    2. If you have a Smartsheet Team or Enterprise account, I would look into using Smartsheet's backup tool. This will allow you more flexibility to schedule what, when, and where to save the backup files.
    3. In the 1990's -- before web API's became common -- email was often the primary way to exchanged data between computer systems. It is easy to write a python, perl, or your language of choice to grab emails and their attachments and do what ever you want. To this day I maintain several operations that make use of this. While this does need a computer you control to run the code, you are not dependent on a third-party service.

    As an example of option 3, I asked ChatGPT: "Using python, login to a POP mail box and down load all *.ZIP file attachments sent from "[email protected]" and save the files to the directory /myComputer/myfiles/". Here is the code it generated.
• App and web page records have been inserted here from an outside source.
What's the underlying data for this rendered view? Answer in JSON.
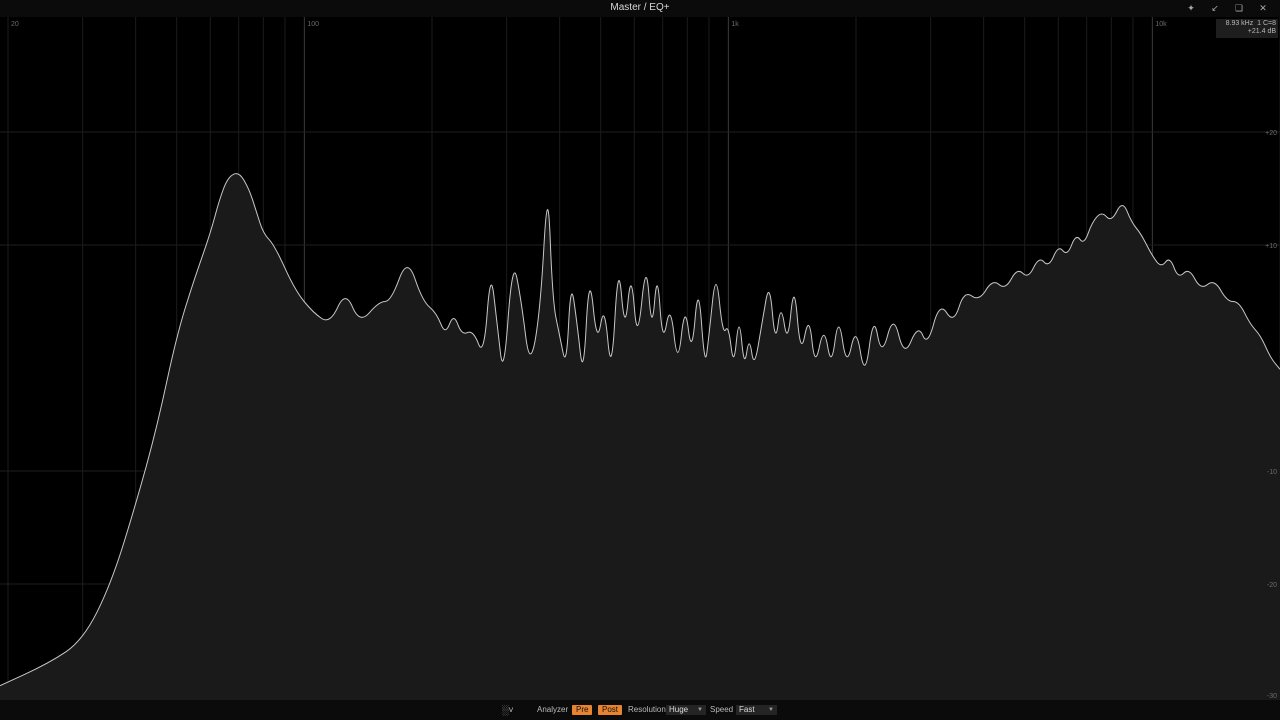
{
  "window": {
    "title": "Master / EQ+",
    "pin_icon": "pin-icon",
    "minimize_icon": "collapse-icon",
    "restore_icon": "restore-icon",
    "close_icon": "close-icon"
  },
  "readout": {
    "frequency": "8.93 kHz",
    "channel": "1 C=8",
    "gain": "+21.4 dB"
  },
  "axes": {
    "x_ticks": [
      {
        "label": "20",
        "value": 20
      },
      {
        "label": "100",
        "value": 100
      },
      {
        "label": "1k",
        "value": 1000
      },
      {
        "label": "10k",
        "value": 10000
      }
    ],
    "y_ticks": [
      {
        "label": "+20",
        "value": 20
      },
      {
        "label": "+10",
        "value": 10
      },
      {
        "label": "-10",
        "value": -10
      },
      {
        "label": "-20",
        "value": -20
      },
      {
        "label": "-30",
        "value": -30
      }
    ]
  },
  "colors": {
    "background": "#000000",
    "spectrum_fill": "#1a1a1a",
    "spectrum_line": "#c8c8c8",
    "accent": "#e8832f"
  },
  "toolbar": {
    "analyzer_icon": "analyzer-icon",
    "analyzer_label": "Analyzer",
    "pre_label": "Pre",
    "post_label": "Post",
    "resolution_label": "Resolution",
    "resolution_value": "Huge",
    "speed_label": "Speed",
    "speed_value": "Fast"
  },
  "spectrum": {
    "points": [
      [
        20,
        -29
      ],
      [
        25,
        -27
      ],
      [
        30,
        -25
      ],
      [
        35,
        -20
      ],
      [
        40,
        -13
      ],
      [
        45,
        -6
      ],
      [
        50,
        2
      ],
      [
        55,
        7
      ],
      [
        60,
        11
      ],
      [
        63,
        14
      ],
      [
        66,
        16
      ],
      [
        70,
        16.5
      ],
      [
        74,
        15
      ],
      [
        77,
        13
      ],
      [
        80,
        11
      ],
      [
        85,
        10
      ],
      [
        95,
        6
      ],
      [
        105,
        4
      ],
      [
        115,
        3
      ],
      [
        125,
        6
      ],
      [
        135,
        3
      ],
      [
        150,
        5
      ],
      [
        160,
        5
      ],
      [
        175,
        9
      ],
      [
        190,
        5
      ],
      [
        205,
        4
      ],
      [
        215,
        2
      ],
      [
        225,
        4
      ],
      [
        235,
        2
      ],
      [
        250,
        2.5
      ],
      [
        265,
        0
      ],
      [
        275,
        8
      ],
      [
        285,
        3
      ],
      [
        295,
        -2
      ],
      [
        310,
        9
      ],
      [
        325,
        5
      ],
      [
        340,
        -1
      ],
      [
        360,
        4
      ],
      [
        375,
        16
      ],
      [
        385,
        5
      ],
      [
        400,
        2
      ],
      [
        415,
        -1
      ],
      [
        425,
        7
      ],
      [
        440,
        3
      ],
      [
        455,
        -2
      ],
      [
        470,
        8
      ],
      [
        490,
        1
      ],
      [
        510,
        5
      ],
      [
        530,
        -2
      ],
      [
        550,
        9
      ],
      [
        570,
        2
      ],
      [
        590,
        8
      ],
      [
        610,
        1
      ],
      [
        640,
        9
      ],
      [
        660,
        2
      ],
      [
        680,
        8
      ],
      [
        700,
        1
      ],
      [
        730,
        5
      ],
      [
        760,
        -1
      ],
      [
        790,
        5
      ],
      [
        820,
        0
      ],
      [
        850,
        7
      ],
      [
        880,
        -1
      ],
      [
        900,
        2
      ],
      [
        935,
        8
      ],
      [
        970,
        2
      ],
      [
        1000,
        3
      ],
      [
        1030,
        -1
      ],
      [
        1060,
        4
      ],
      [
        1090,
        -1
      ],
      [
        1120,
        2
      ],
      [
        1150,
        -1
      ],
      [
        1200,
        3
      ],
      [
        1250,
        7
      ],
      [
        1290,
        1
      ],
      [
        1330,
        5
      ],
      [
        1380,
        1
      ],
      [
        1430,
        7
      ],
      [
        1480,
        0
      ],
      [
        1550,
        4
      ],
      [
        1600,
        -1
      ],
      [
        1680,
        3
      ],
      [
        1750,
        -1
      ],
      [
        1820,
        4
      ],
      [
        1900,
        -1
      ],
      [
        2000,
        3
      ],
      [
        2100,
        -2
      ],
      [
        2200,
        4
      ],
      [
        2300,
        0
      ],
      [
        2450,
        4
      ],
      [
        2600,
        0
      ],
      [
        2800,
        3
      ],
      [
        2950,
        1
      ],
      [
        3150,
        5
      ],
      [
        3400,
        3
      ],
      [
        3600,
        6
      ],
      [
        3900,
        5
      ],
      [
        4200,
        7
      ],
      [
        4500,
        6
      ],
      [
        4800,
        8
      ],
      [
        5100,
        7
      ],
      [
        5400,
        9
      ],
      [
        5700,
        8
      ],
      [
        6000,
        10
      ],
      [
        6300,
        9
      ],
      [
        6600,
        11
      ],
      [
        6900,
        10
      ],
      [
        7200,
        12
      ],
      [
        7600,
        13
      ],
      [
        8000,
        12
      ],
      [
        8500,
        14
      ],
      [
        8930,
        12
      ],
      [
        9400,
        11
      ],
      [
        10000,
        9
      ],
      [
        10500,
        8
      ],
      [
        11000,
        9
      ],
      [
        11500,
        7
      ],
      [
        12200,
        8
      ],
      [
        13000,
        6
      ],
      [
        14000,
        7
      ],
      [
        15000,
        5
      ],
      [
        16000,
        5
      ],
      [
        17000,
        3
      ],
      [
        18000,
        2
      ],
      [
        19000,
        0
      ],
      [
        20000,
        -1
      ]
    ]
  }
}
    import os
    import poplib
    from email import parser
    from email.policy import default
    # POP3 server details
    pop_server = 'your_pop_server'
    pop_port = 995  # Change this if your POP3 server uses a different port
    pop_user = '[email protected]'
    pop_password = 'your_password'
    # Sender and directory details
    sender_email = '[email protected]'
    download_directory = '/myComputer/myfiles/'
    def download_attachments(msg):
        for part in msg.iter_attachments():
            if part.get_content_type() == 'application/zip':
                filename = part.get_filename()
                file_path = os.path.join(download_directory, filename)
                with open(file_path, 'wb') as file:
                print(f"Downloaded: {filename}")
    def main():
        # Connect to POP3 server
        pop_conn = poplib.POP3_SSL(pop_server, pop_port)
        # Get the total number of messages in the mailbox
        num_messages = len(pop_conn.list()[1])
        # Retrieve and process each message
        for i in range(num_messages):
            # Retrieve the email message
            _, msg_data, _ = pop_conn.retr(i + 1)
            msg_text = b'\r\n'.join(msg_data).decode('utf-8')
            # Parse the email message
            msg = parser.BytesParser(policy=default).parsebytes(msg_text)
            # Check if the sender matches the specified email
            if sender_email in msg.get_all('from', []):
        # Close the connection
    if __name__ == "__main__":

    I have not run this code... you would want to closely review and test the above code.

    ... the above looks about like what I have written many times over the years. My code is typically far more complex to deal with copying data into a database, or other actions. But the basics of fetching email attachments and saving them is pretty simple.